In each poem, we find the same diamond centre: That is his fixity. The only possible directions of movement are away from the nailed wound, or out of the flesh, both of which he reflects. Yet out of this one moment, from which theology retreats in confusion this hole of silence, which Christianity has managed to cover only with a loud chord of faith, Pilinszky makes his statement.
In the final biological humiliation and solitude, the poems say, nothing at all can help. Yet we hear so many precious things clamouring in that helplessness. The most harrowing voice of all is sexual love. Almost as frightening is the voice which gropes for just somebody — anybody, in the radiant emptiness. Yet his horror at the physicality and wretchedness of the trap is without any taint of disgust.
And how is it, we might well ask, that this vision of what is, after all, a universe of death, an immovable, unalterable horror, where trembling creatures still go uselessly through their motions, how is it that it issues in poems so beautiful and satisfying? How do his few poor objects, his gigantic empty vistas, come to be so unforgettably alive and lit? Though the Christian culture has been stripped off so brutally, and the true condition of the animal exposed in its ugliness, and words have lost their meaning — yet out of that rise the poems, whose words are manifestly crammed with meaning.

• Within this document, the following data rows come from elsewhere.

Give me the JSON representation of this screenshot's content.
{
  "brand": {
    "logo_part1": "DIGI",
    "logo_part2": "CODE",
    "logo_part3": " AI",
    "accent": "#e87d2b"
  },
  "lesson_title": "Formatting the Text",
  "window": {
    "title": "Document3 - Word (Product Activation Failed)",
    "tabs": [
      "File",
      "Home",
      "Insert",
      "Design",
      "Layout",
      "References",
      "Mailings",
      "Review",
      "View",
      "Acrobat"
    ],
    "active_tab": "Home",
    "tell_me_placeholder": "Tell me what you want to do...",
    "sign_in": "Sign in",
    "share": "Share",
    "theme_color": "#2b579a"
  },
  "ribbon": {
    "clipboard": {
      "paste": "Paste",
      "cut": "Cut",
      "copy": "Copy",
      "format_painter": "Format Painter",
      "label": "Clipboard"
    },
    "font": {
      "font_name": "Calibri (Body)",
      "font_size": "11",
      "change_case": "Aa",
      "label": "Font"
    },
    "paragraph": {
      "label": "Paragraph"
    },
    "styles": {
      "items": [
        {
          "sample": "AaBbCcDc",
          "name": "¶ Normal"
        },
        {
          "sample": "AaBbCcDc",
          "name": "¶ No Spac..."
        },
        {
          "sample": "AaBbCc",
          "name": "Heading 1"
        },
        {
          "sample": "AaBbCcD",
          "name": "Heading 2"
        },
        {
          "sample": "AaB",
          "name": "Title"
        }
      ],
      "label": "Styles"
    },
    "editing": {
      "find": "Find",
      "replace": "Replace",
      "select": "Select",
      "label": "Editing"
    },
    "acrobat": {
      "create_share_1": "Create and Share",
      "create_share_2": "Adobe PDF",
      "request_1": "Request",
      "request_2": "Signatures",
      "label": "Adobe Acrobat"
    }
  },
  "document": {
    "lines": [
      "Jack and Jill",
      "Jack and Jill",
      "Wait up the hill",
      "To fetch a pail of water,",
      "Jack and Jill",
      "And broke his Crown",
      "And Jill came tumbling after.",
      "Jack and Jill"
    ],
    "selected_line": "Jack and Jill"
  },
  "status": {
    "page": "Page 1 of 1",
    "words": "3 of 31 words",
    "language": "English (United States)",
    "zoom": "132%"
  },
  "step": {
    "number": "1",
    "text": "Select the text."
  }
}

Something has been said which belies neither the reality nor the silence. More than that, the reality has been redeemed. The very symbols of the horror are the very things he has redeemed.
They are not redeemed in any religious sense. They are redeemed, precariously, in some all-too-human sense, somewhere in the pulsing mammalian nervous-system, by a feat of humane consecration: Once we have said that, though, we realize it is also a by-product.
And it is true, his personality and his life are as exemplary, for Hungarians, as his poems: And this is how they come to be an existential challenge to all who are deeply drawn into them. They personify his most vital element, the electrified steely strength under his passivity and gentleness.
If the right hand of his poetic power is his hard grasp of a revealed truth of our final condition, then his left hand, so much more human and hurt, is his mystically intense feeling for the pathos of the sensual world. The intensity is not forceful or strenuous, in any way.
It is rather a stillness of affliction, a passivity of transfiguration. At this point, when all the powers of the soul are focused on what is final, and cannot be altered, even though it is horrible, the anguish is indistinguishable from joy.